WHAT YOU HAVE TO DO: Retrieve every line from the records in which the word "icon" occurs.

Website and app data records:
──────────
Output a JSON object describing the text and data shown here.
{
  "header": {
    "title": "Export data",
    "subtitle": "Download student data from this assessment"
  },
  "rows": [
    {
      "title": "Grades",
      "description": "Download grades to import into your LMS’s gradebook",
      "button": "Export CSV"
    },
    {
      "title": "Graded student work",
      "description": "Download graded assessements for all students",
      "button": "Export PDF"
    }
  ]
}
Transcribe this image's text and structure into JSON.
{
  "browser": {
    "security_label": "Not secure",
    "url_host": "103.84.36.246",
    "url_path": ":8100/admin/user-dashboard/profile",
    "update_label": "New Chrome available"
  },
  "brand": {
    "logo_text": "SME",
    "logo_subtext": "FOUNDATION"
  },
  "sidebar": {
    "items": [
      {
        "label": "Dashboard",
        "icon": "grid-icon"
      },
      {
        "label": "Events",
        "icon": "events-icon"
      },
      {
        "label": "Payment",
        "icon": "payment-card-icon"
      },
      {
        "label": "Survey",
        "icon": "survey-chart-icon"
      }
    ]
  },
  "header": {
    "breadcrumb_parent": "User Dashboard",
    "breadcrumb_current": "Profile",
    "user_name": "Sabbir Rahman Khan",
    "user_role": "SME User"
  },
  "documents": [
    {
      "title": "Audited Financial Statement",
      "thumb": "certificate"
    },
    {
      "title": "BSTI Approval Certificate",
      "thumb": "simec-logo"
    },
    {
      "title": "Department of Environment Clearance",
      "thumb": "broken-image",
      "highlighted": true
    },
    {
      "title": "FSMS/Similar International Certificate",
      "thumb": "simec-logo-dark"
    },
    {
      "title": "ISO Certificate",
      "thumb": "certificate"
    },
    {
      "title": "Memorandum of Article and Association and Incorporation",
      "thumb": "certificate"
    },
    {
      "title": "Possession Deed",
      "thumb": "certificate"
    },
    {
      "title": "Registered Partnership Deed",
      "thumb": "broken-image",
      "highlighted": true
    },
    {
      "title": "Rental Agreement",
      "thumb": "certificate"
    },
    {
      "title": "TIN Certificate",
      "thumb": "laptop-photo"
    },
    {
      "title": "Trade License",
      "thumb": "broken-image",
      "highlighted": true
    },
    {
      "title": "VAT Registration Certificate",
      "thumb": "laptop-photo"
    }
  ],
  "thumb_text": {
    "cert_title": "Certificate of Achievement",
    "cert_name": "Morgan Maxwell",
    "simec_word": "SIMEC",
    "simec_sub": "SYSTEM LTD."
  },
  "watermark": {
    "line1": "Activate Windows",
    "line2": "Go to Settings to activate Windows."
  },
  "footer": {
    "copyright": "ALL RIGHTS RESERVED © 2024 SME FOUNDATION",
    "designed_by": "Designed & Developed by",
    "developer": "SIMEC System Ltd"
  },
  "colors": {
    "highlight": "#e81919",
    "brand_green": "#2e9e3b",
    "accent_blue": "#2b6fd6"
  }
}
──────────
ANSWER TO THIS TASK:
        "icon": "grid-icon"
        "icon": "events-icon"
        "icon": "payment-card-icon"
        "icon": "survey-chart-icon"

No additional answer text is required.